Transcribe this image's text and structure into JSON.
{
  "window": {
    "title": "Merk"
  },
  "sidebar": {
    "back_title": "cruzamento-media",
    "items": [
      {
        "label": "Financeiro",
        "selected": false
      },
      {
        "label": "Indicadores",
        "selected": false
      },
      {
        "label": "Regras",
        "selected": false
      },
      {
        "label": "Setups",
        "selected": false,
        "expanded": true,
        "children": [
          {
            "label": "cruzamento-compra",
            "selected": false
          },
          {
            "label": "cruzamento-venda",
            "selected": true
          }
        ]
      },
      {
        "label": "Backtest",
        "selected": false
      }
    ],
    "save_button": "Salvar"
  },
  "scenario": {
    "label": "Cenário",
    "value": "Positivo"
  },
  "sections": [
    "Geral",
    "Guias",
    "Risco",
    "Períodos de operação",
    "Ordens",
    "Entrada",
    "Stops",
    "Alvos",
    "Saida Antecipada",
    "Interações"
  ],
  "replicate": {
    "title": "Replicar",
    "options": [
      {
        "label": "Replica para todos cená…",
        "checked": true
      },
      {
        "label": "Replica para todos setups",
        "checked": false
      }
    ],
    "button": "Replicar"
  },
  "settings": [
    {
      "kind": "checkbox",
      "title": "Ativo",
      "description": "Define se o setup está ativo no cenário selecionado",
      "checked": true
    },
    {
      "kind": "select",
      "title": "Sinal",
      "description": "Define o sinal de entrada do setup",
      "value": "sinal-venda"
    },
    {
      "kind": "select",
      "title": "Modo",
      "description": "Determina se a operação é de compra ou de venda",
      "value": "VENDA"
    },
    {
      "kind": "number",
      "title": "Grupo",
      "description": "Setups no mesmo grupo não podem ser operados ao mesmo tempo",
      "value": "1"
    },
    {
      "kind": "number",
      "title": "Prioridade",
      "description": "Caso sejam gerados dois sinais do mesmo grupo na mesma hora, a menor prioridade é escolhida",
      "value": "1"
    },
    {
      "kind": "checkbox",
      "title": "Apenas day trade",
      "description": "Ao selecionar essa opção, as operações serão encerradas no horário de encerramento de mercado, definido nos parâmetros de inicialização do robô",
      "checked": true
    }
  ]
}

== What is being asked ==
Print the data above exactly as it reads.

== Answer to this exercise ==
Transcribe this image's text and structure into JSON.
{
  "window": {
    "title": "Merk"
  },
  "sidebar": {
    "back_title": "cruzamento-media",
    "items": [
      {
        "label": "Financeiro",
        "selected": false
      },
      {
        "label": "Indicadores",
        "selected": false
      },
      {
        "label": "Regras",
        "selected": false
      },
      {
        "label": "Setups",
        "selected": false,
        "expanded": true,
        "children": [
          {
            "label": "cruzamento-compra",
            "selected": false
          },
          {
            "label": "cruzamento-venda",
            "selected": true
          }
        ]
      },
      {
        "label": "Backtest",
        "selected": false
      }
    ],
    "save_button": "Salvar"
  },
  "scenario": {
    "label": "Cenário",
    "value": "Positivo"
  },
  "sections": [
    "Geral",
    "Guias",
    "Risco",
    "Períodos de operação",
    "Ordens",
    "Entrada",
    "Stops",
    "Alvos",
    "Saida Antecipada",
    "Interações"
  ],
  "replicate": {
    "title": "Replicar",
    "options": [
      {
        "label": "Replica para todos cená…",
        "checked": true
      },
      {
        "label": "Replica para todos setups",
        "checked": false
      }
    ],
    "button": "Replicar"
  },
  "settings": [
    {
      "kind": "checkbox",
      "title": "Ativo",
      "description": "Define se o setup está ativo no cenário selecionado",
      "checked": true
    },
    {
      "kind": "select",
      "title": "Sinal",
      "description": "Define o sinal de entrada do setup",
      "value": "sinal-venda"
    },
    {
      "kind": "select",
      "title": "Modo",
      "description": "Determina se a operação é de compra ou de venda",
      "value": "VENDA"
    },
    {
      "kind": "number",
      "title": "Grupo",
      "description": "Setups no mesmo grupo não podem ser operados ao mesmo tempo",
      "value": "1"
    },
    {
      "kind": "number",
      "title": "Prioridade",
      "description": "Caso sejam gerados dois sinais do mesmo grupo na mesma hora, a menor prioridade é escolhida",
      "value": "1"
    },
    {
      "kind": "checkbox",
      "title": "Apenas day trade",
      "description": "Ao selecionar essa opção, as operações serão encerradas no horário de encerramento de mercado, definido nos parâmetros de inicialização do robô",
      "checked": true
    }
  ]
}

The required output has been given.